Eye injuries are serious at any age, but especially for children as their eyesight and bodies are still developing. As a result, experts offer three main ways for parents and grandparents to protect their young loved ones when purchasing toys: 

  • Only buy toys meant for their age.
  • Show them how to use their toys safely.
  • Supervise them when they play.

When considering a particular toy, read all warnings and instructions on the box and decide whether it is age-appropriate for your child. Toys often come with recommended age requirements, but they are general guidelines that do not always fit each situation. Keep in mind that buying an age-appropriate toy for an older child can be dangerous when used by younger siblings. 

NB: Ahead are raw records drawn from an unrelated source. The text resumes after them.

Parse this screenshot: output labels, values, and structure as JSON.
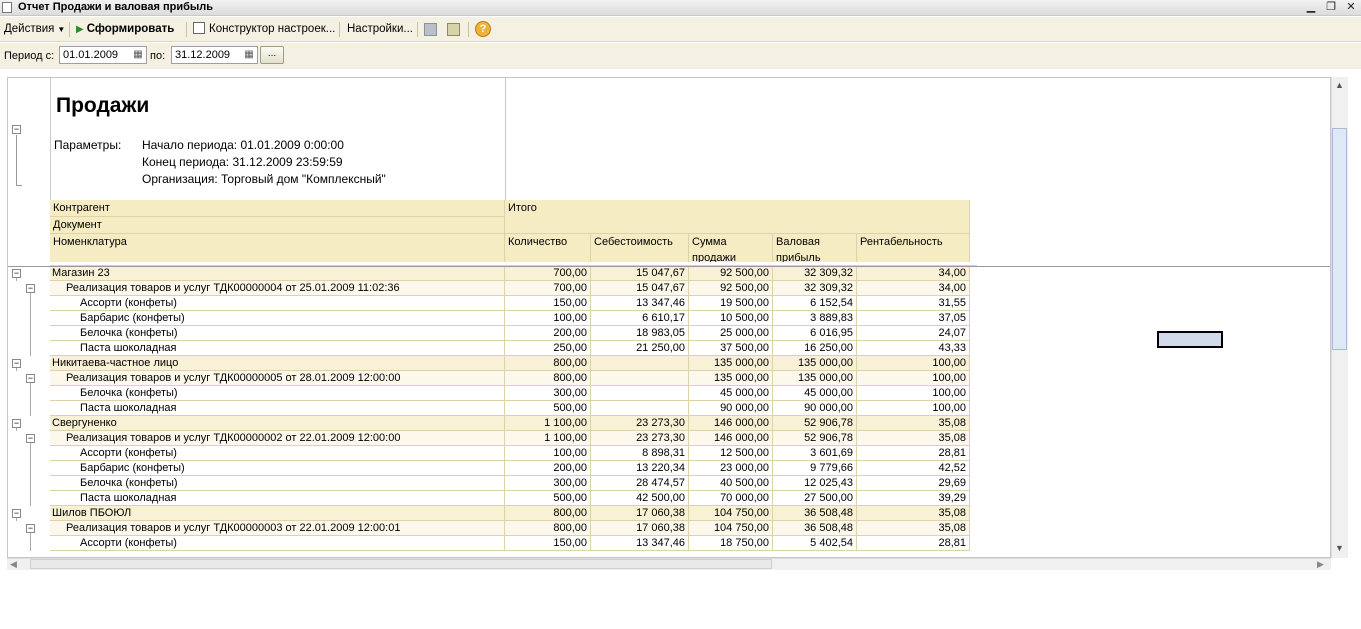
{
  "window": {
    "title": "Отчет  Продажи и валовая прибыль",
    "minimize": "▁",
    "restore": "❐",
    "close": "✕"
  },
  "toolbar": {
    "actions_label": "Действия",
    "generate_label": "Сформировать",
    "constructor_label": "Конструктор настроек...",
    "settings_label": "Настройки...",
    "help_glyph": "?"
  },
  "params": {
    "period_from_label": "Период с:",
    "period_from_value": "01.01.2009",
    "period_to_label": "по:",
    "period_to_value": "31.12.2009",
    "choose_label": "..."
  },
  "report": {
    "title": "Продажи",
    "params_label": "Параметры:",
    "param_start": "Начало периода: 01.01.2009 0:00:00",
    "param_end": "Конец периода: 31.12.2009 23:59:59",
    "param_org": "Организация: Торговый дом \"Комплексный\"",
    "header": {
      "group1": "Контрагент",
      "group2": "Документ",
      "group3": "Номенклатура",
      "total": "Итого",
      "qty": "Количество",
      "cost": "Себестоимость",
      "sales1": "Сумма",
      "sales2": "продажи",
      "profit1": "Валовая",
      "profit2": "прибыль",
      "margin": "Рентабельность"
    },
    "rows": [
      {
        "level": 0,
        "name": "Магазин 23",
        "qty": "700,00",
        "cost": "15 047,67",
        "sales": "92 500,00",
        "profit": "32 309,32",
        "margin": "34,00"
      },
      {
        "level": 1,
        "name": "Реализация товаров и услуг ТДК00000004 от 25.01.2009 11:02:36",
        "qty": "700,00",
        "cost": "15 047,67",
        "sales": "92 500,00",
        "profit": "32 309,32",
        "margin": "34,00"
      },
      {
        "level": 2,
        "name": "Ассорти (конфеты)",
        "qty": "150,00",
        "cost": "13 347,46",
        "sales": "19 500,00",
        "profit": "6 152,54",
        "margin": "31,55"
      },
      {
        "level": 2,
        "name": "Барбарис (конфеты)",
        "qty": "100,00",
        "cost": "6 610,17",
        "sales": "10 500,00",
        "profit": "3 889,83",
        "margin": "37,05"
      },
      {
        "level": 2,
        "name": "Белочка (конфеты)",
        "qty": "200,00",
        "cost": "18 983,05",
        "sales": "25 000,00",
        "profit": "6 016,95",
        "margin": "24,07"
      },
      {
        "level": 2,
        "name": "Паста шоколадная",
        "qty": "250,00",
        "cost": "21 250,00",
        "sales": "37 500,00",
        "profit": "16 250,00",
        "margin": "43,33"
      },
      {
        "level": 0,
        "name": "Никитаева-частное лицо",
        "qty": "800,00",
        "cost": "",
        "sales": "135 000,00",
        "profit": "135 000,00",
        "margin": "100,00"
      },
      {
        "level": 1,
        "name": "Реализация товаров и услуг ТДК00000005 от 28.01.2009 12:00:00",
        "qty": "800,00",
        "cost": "",
        "sales": "135 000,00",
        "profit": "135 000,00",
        "margin": "100,00"
      },
      {
        "level": 2,
        "name": "Белочка (конфеты)",
        "qty": "300,00",
        "cost": "",
        "sales": "45 000,00",
        "profit": "45 000,00",
        "margin": "100,00"
      },
      {
        "level": 2,
        "name": "Паста шоколадная",
        "qty": "500,00",
        "cost": "",
        "sales": "90 000,00",
        "profit": "90 000,00",
        "margin": "100,00"
      },
      {
        "level": 0,
        "name": "Свергуненко",
        "qty": "1 100,00",
        "cost": "23 273,30",
        "sales": "146 000,00",
        "profit": "52 906,78",
        "margin": "35,08"
      },
      {
        "level": 1,
        "name": "Реализация товаров и услуг ТДК00000002 от 22.01.2009 12:00:00",
        "qty": "1 100,00",
        "cost": "23 273,30",
        "sales": "146 000,00",
        "profit": "52 906,78",
        "margin": "35,08"
      },
      {
        "level": 2,
        "name": "Ассорти (конфеты)",
        "qty": "100,00",
        "cost": "8 898,31",
        "sales": "12 500,00",
        "profit": "3 601,69",
        "margin": "28,81"
      },
      {
        "level": 2,
        "name": "Барбарис (конфеты)",
        "qty": "200,00",
        "cost": "13 220,34",
        "sales": "23 000,00",
        "profit": "9 779,66",
        "margin": "42,52"
      },
      {
        "level": 2,
        "name": "Белочка (конфеты)",
        "qty": "300,00",
        "cost": "28 474,57",
        "sales": "40 500,00",
        "profit": "12 025,43",
        "margin": "29,69"
      },
      {
        "level": 2,
        "name": "Паста шоколадная",
        "qty": "500,00",
        "cost": "42 500,00",
        "sales": "70 000,00",
        "profit": "27 500,00",
        "margin": "39,29"
      },
      {
        "level": 0,
        "name": "Шилов ПБОЮЛ",
        "qty": "800,00",
        "cost": "17 060,38",
        "sales": "104 750,00",
        "profit": "36 508,48",
        "margin": "35,08"
      },
      {
        "level": 1,
        "name": "Реализация товаров и услуг ТДК00000003 от 22.01.2009 12:00:01",
        "qty": "800,00",
        "cost": "17 060,38",
        "sales": "104 750,00",
        "profit": "36 508,48",
        "margin": "35,08"
      },
      {
        "level": 2,
        "name": "Ассорти (конфеты)",
        "qty": "150,00",
        "cost": "13 347,46",
        "sales": "18 750,00",
        "profit": "5 402,54",
        "margin": "28,81"
      }
    ]
  },
  "colors": {
    "header_bg": "#f5ecc3",
    "group_bg": "#f8f1d5",
    "grid": "#dcd3a8"
  }
}
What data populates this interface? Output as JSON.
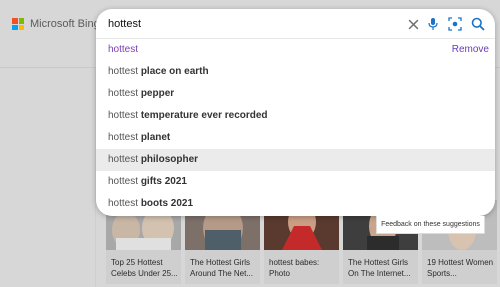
{
  "brand": {
    "name": "Microsoft Bing",
    "logo_colors": [
      "#f25022",
      "#7fba00",
      "#00a4ef",
      "#ffb900"
    ]
  },
  "search": {
    "query": "hottest"
  },
  "icons": {
    "clear": "close-icon",
    "voice": "microphone-icon",
    "visual_search": "camera-scan-icon",
    "search": "search-icon"
  },
  "accent_color": "#1a73c8",
  "suggestions": [
    {
      "prefix": "hottest",
      "suffix": "",
      "visited": true,
      "action": "Remove"
    },
    {
      "prefix": "hottest",
      "suffix": "place on earth"
    },
    {
      "prefix": "hottest",
      "suffix": "pepper"
    },
    {
      "prefix": "hottest",
      "suffix": "temperature ever recorded"
    },
    {
      "prefix": "hottest",
      "suffix": "planet"
    },
    {
      "prefix": "hottest",
      "suffix": "philosopher",
      "highlighted": true
    },
    {
      "prefix": "hottest",
      "suffix": "gifts 2021"
    },
    {
      "prefix": "hottest",
      "suffix": "boots 2021"
    }
  ],
  "feedback": {
    "label": "Feedback on these suggestions"
  },
  "image_results": [
    {
      "caption": "Top 25 Hottest Celebs Under 25..."
    },
    {
      "caption": "The Hottest Girls Around The Net..."
    },
    {
      "caption": "hottest babes: Photo"
    },
    {
      "caption": "The Hottest Girls On The Internet..."
    },
    {
      "caption": "19 Hottest Women Sports..."
    }
  ]
}
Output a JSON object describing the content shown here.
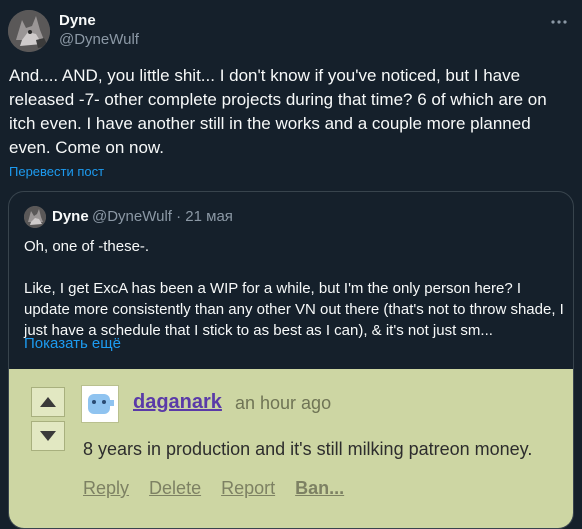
{
  "post": {
    "display_name": "Dyne",
    "handle": "@DyneWulf",
    "more_icon": "more-horizontal-icon",
    "text": "And.... AND, you little shit...  I don't know if you've noticed, but I have released -7- other complete projects during that time?  6 of which are on itch even.  I have another still in the works and a couple more planned even.  Come on now.",
    "translate_label": "Перевести пост"
  },
  "quote": {
    "display_name": "Dyne",
    "meta": "@DyneWulf · 21 мая",
    "line1": "Oh, one of -these-.",
    "line2": "Like, I get ExcA has been a WIP for a while, but I'm the only person here? I update more consistently than any other VN out there (that's not to throw shade, I just have a schedule that I stick to as best as I can), & it's not just sm...",
    "show_more": "Показать ещё"
  },
  "embedded_comment": {
    "username": "daganark",
    "time": "an hour ago",
    "body": "8 years in production and it's still milking patreon money.",
    "actions": [
      "Reply",
      "Delete",
      "Report",
      "Ban..."
    ],
    "colors": {
      "background": "#cdd6a3",
      "username": "#5a3aa8",
      "muted": "#7d8163"
    }
  },
  "colors": {
    "background": "#15202b",
    "accent": "#1d9bf0",
    "secondary_text": "#8b98a5",
    "border": "#38444d"
  }
}
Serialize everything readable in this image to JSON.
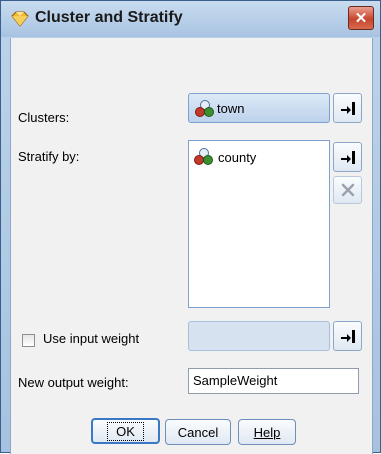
{
  "window": {
    "title": "Cluster and Stratify",
    "close_glyph": "✕"
  },
  "clusters": {
    "label": "Clusters:",
    "field": "town",
    "icon": "nominal-field-icon"
  },
  "stratify": {
    "label": "Stratify by:",
    "items": [
      {
        "name": "county",
        "icon": "nominal-field-icon"
      }
    ]
  },
  "weight": {
    "checkbox_label": "Use input weight",
    "checked": false
  },
  "output_weight": {
    "label": "New output weight:",
    "value": "SampleWeight"
  },
  "buttons": {
    "ok": "OK",
    "cancel": "Cancel",
    "help": "Help"
  },
  "colors": {
    "title_bg": "#bcd3ea",
    "client_bg": "#f1f1f1",
    "close_red": "#c8452d",
    "field_bg": "#bcd2ec"
  }
}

Let us share a few more additional tips to help ensure eye-safety:

  • Avoid toys that shoot or include parts that fly off.
  • Avoid purchasing toys with sharp or rigid points, spikes or edges.
  • Buy toys that will withstand impact and not break into dangerous shards.
  • Look for the letters “ASTM.” This designation means the product meets the national safety standards set by ASTM International.

Parents should always inspect new toys for safe construction, and explain how children should use them. Remember to supervise your children or grandchildren when they are playing and also show them how to store toys properly after they are finished. Sporting equipment, riding toys and science kits may require eye protection, such as face shields, helmets and safety glasses 

If your child has sustained an eye injury due to a toy, do not wait to contact an experienced, local attorney to learn more about your rights. We know this can be a difficult time for you and we are here to support you 24 hours a day, 7 days a week. 

Want to learn more about how to protect hearing and other safety concerns for children when you are buying gifts? In the following weeks we will be sharing more information on our blog!